The program is 10 week summer long and was founded by the local entrepreneurs like Joshua Baer, Sam Decker, Bryan Menell, Brian Beard, Jason Cohen, Pat Condon, Chris Sherman. These will select 10 finalists from a pool of applicants and from these will, eventually, pick three winners (this will be announced on April 13th).
What those three winning companies will get?
It seems they’ll get a slightly better deal than either YCombinator or Techstars offers (at least financially): $20,000 in cash (in exchange of 5% of the company) and weekly mentoring sessions with a select group of proven, successful technology entrepreneurs (other perks are included)
The program runs from May 22nd to August 7th with August 14 being the Demo Day where the chosen companies will showcase their products.
YCombinator’s success in funding early stage startups prompted others to replicate it around USA, Boulder-Colorado being one and now Austin, Texas.
Austin is a great place for technology startups having almost all what it needs for a startup to thrive: infrastructure (startups will use Tech Ranch Austin), talent (University of Texas is there), venture capitalists (Austin Ventures is one of them), small town feeling (although it has 1,6 million inhabitants) and nice weather (no winter).
What it doesn’t have is the close proximity to the ocean (like Silicon Valley-San Francisco has) or to the mountains (like Boulder has). The ocean is like 2-3 hours away (driving) and that shouldn’t stop people who want to enjoy the water. But the closest mountains are like 12 hours away (driving) and that could be a problem if you crave that (which rules out spending weekends skiing – unless taking the plane comes to the rescue).
Austin was known before as a technology hub among other “celebrities” like Silicon Valley, Boston, Seattle, New York being a central location for companies like Dell, 3M, HP, AMD, Applied Materials, Cirrus Logic, National Instruments, Samsung, Sun. This gained the city the nickname of “Silicon Hills”. There are also pharmaceutical and biotechnology companies.
It is also known as the live music capital of the world and that’s not a small thing.
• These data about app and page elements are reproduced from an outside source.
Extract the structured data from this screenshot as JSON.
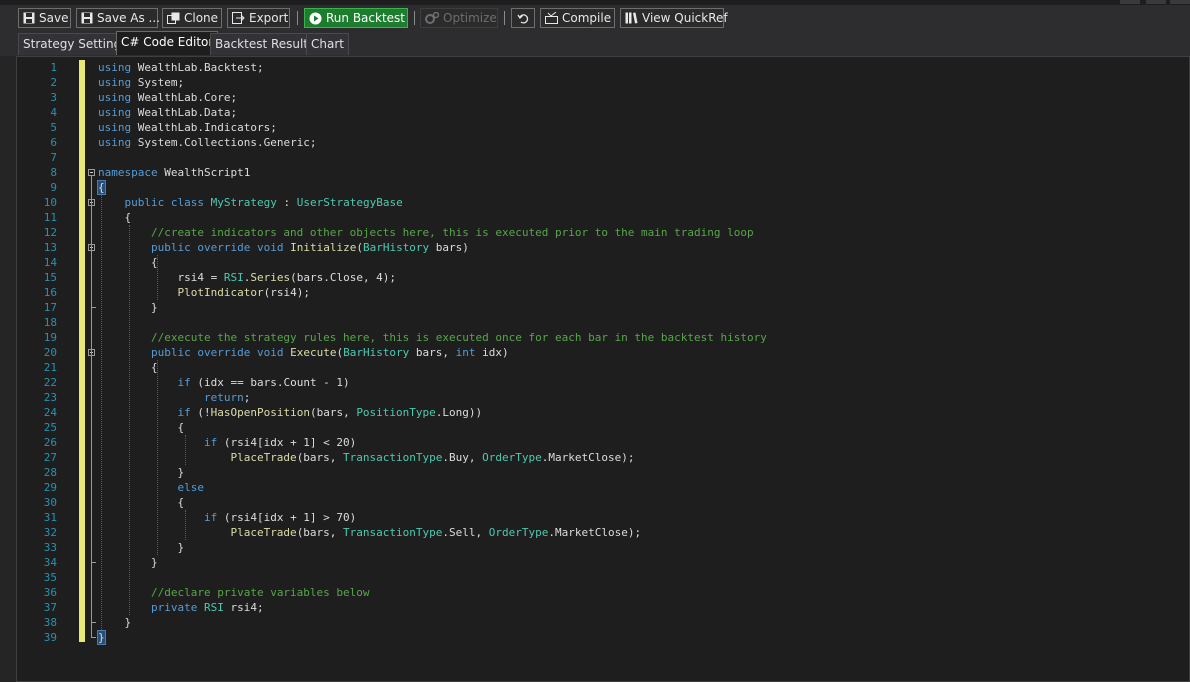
{
  "toolbar": {
    "save": "Save",
    "save_as": "Save As ...",
    "clone": "Clone",
    "export": "Export",
    "run_backtest": "Run Backtest",
    "optimize": "Optimize",
    "compile": "Compile",
    "view_quickref": "View QuickRef"
  },
  "tabs": [
    "Strategy Settings",
    "C# Code Editor",
    "Backtest Results",
    "Chart"
  ],
  "active_tab": "C# Code Editor",
  "colors": {
    "keyword": "#569cd6",
    "type": "#4ec9b0",
    "comment": "#57a64a",
    "method": "#dcdcaa",
    "text": "#dcdcdc",
    "line_number": "#2b91af",
    "change_bar": "#e8e874",
    "run_button": "#1d7d2e"
  },
  "editor": {
    "line_numbers": [
      "1",
      "2",
      "3",
      "4",
      "5",
      "6",
      "7",
      "8",
      "9",
      "10",
      "11",
      "12",
      "13",
      "14",
      "15",
      "16",
      "17",
      "18",
      "19",
      "20",
      "21",
      "22",
      "23",
      "24",
      "25",
      "26",
      "27",
      "28",
      "29",
      "30",
      "31",
      "32",
      "33",
      "34",
      "35",
      "36",
      "37",
      "38",
      "39"
    ],
    "lines": [
      "using WealthLab.Backtest;",
      "using System;",
      "using WealthLab.Core;",
      "using WealthLab.Data;",
      "using WealthLab.Indicators;",
      "using System.Collections.Generic;",
      "",
      "namespace WealthScript1",
      "{",
      "    public class MyStrategy : UserStrategyBase",
      "    {",
      "        //create indicators and other objects here, this is executed prior to the main trading loop",
      "        public override void Initialize(BarHistory bars)",
      "        {",
      "            rsi4 = RSI.Series(bars.Close, 4);",
      "            PlotIndicator(rsi4);",
      "        }",
      "",
      "        //execute the strategy rules here, this is executed once for each bar in the backtest history",
      "        public override void Execute(BarHistory bars, int idx)",
      "        {",
      "            if (idx == bars.Count - 1)",
      "                return;",
      "            if (!HasOpenPosition(bars, PositionType.Long))",
      "            {",
      "                if (rsi4[idx + 1] < 20)",
      "                    PlaceTrade(bars, TransactionType.Buy, OrderType.MarketClose);",
      "            }",
      "            else",
      "            {",
      "                if (rsi4[idx + 1] > 70)",
      "                    PlaceTrade(bars, TransactionType.Sell, OrderType.MarketClose);",
      "            }",
      "        }",
      "",
      "        //declare private variables below",
      "        private RSI rsi4;",
      "    }",
      "}"
    ]
  }
}
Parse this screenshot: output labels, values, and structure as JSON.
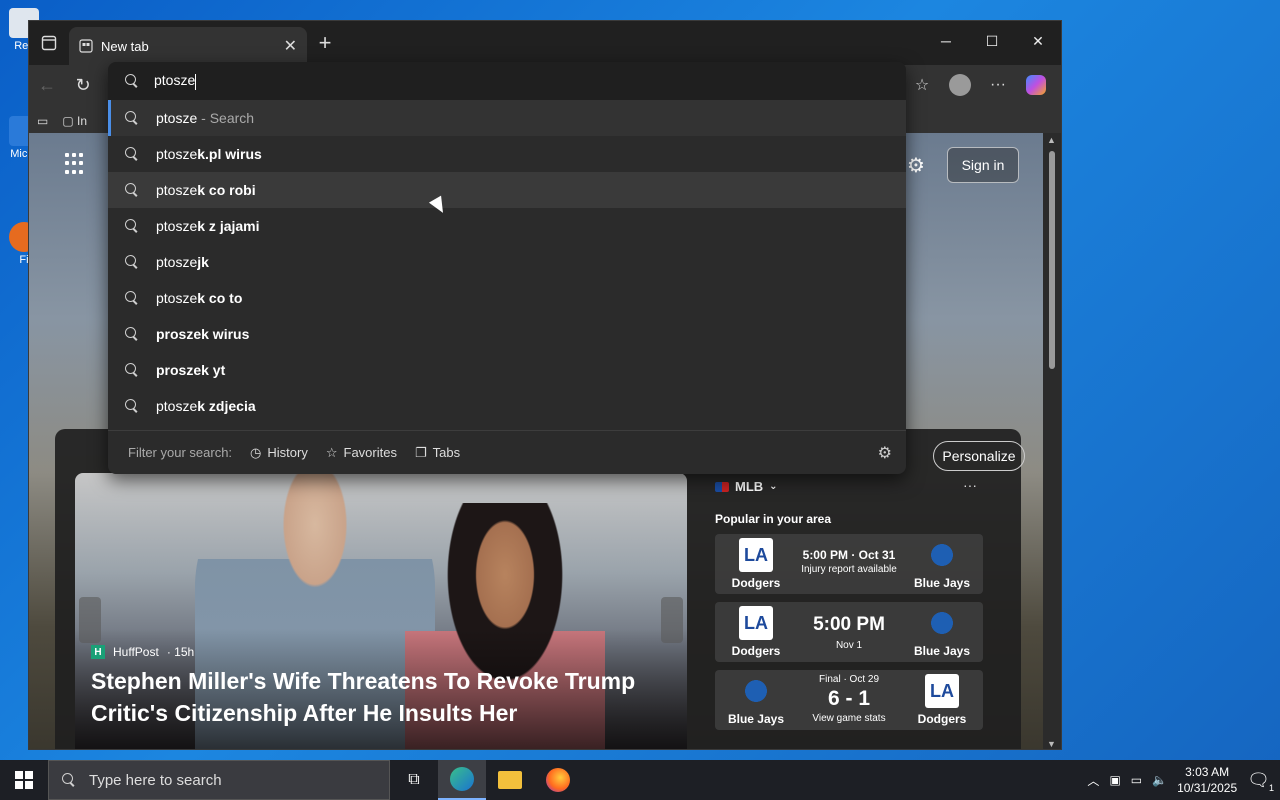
{
  "desktop": {
    "icons": [
      "Rec",
      "Mic E",
      "Fi"
    ]
  },
  "browser": {
    "tab_title": "New tab",
    "favorites_bar": {
      "item": "In"
    },
    "omnibox": {
      "query": "ptosze",
      "suggestions": [
        {
          "prefix": "ptosze",
          "suffix": " - Search",
          "bold": ""
        },
        {
          "prefix": "ptosze",
          "suffix": "",
          "bold": "k.pl wirus"
        },
        {
          "prefix": "ptosze",
          "suffix": "",
          "bold": "k co robi"
        },
        {
          "prefix": "ptosze",
          "suffix": "",
          "bold": "k z jajami"
        },
        {
          "prefix": "ptosze",
          "suffix": "",
          "bold": "jk"
        },
        {
          "prefix": "ptosze",
          "suffix": "",
          "bold": "k co to"
        },
        {
          "prefix": "",
          "suffix": "",
          "bold": "proszek wirus"
        },
        {
          "prefix": "",
          "suffix": "",
          "bold": "proszek yt"
        },
        {
          "prefix": "ptosze",
          "suffix": "",
          "bold": "k zdjecia"
        }
      ],
      "filter_label": "Filter your search:",
      "filters": [
        "History",
        "Favorites",
        "Tabs"
      ]
    }
  },
  "newtab": {
    "sign_in": "Sign in",
    "personalize": "Personalize",
    "hero": {
      "source": "HuffPost",
      "age": "· 15h",
      "source_logo": "H",
      "headline": "Stephen Miller's Wife Threatens To Revoke Trump Critic's Citizenship After He Insults Her"
    },
    "mlb": {
      "title": "MLB",
      "subtitle": "Popular in your area",
      "more": "···",
      "games": [
        {
          "left": "Dodgers",
          "right": "Blue Jays",
          "line1": "5:00 PM · Oct 31",
          "line2": "Injury report available",
          "style": "upcoming_small"
        },
        {
          "left": "Dodgers",
          "right": "Blue Jays",
          "line1": "5:00 PM",
          "line2": "Nov 1",
          "style": "upcoming_big"
        },
        {
          "left": "Blue Jays",
          "right": "Dodgers",
          "line1": "Final · Oct 29",
          "score": "6 - 1",
          "line2": "View game stats",
          "style": "final"
        }
      ]
    }
  },
  "taskbar": {
    "search_placeholder": "Type here to search",
    "time": "3:03 AM",
    "date": "10/31/2025",
    "notifications": "1"
  },
  "colors": {
    "desktop": "#1c86e0",
    "accent": "#4a8ee8",
    "window_bg": "#202020"
  }
}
Almost everybody likes music but not everybody gets to see artists perfoming live on the city streets.
I visited Austin last spring and I liked it (I have stayed only one day though).
The city feels more european than many other american cities and, for an european like me, that’s a plus (I’m not forgetting my roots).
I hope to hear about companies who originated from Capital Factory’s incubator and have done good things.
Read next: The Day Google Broke.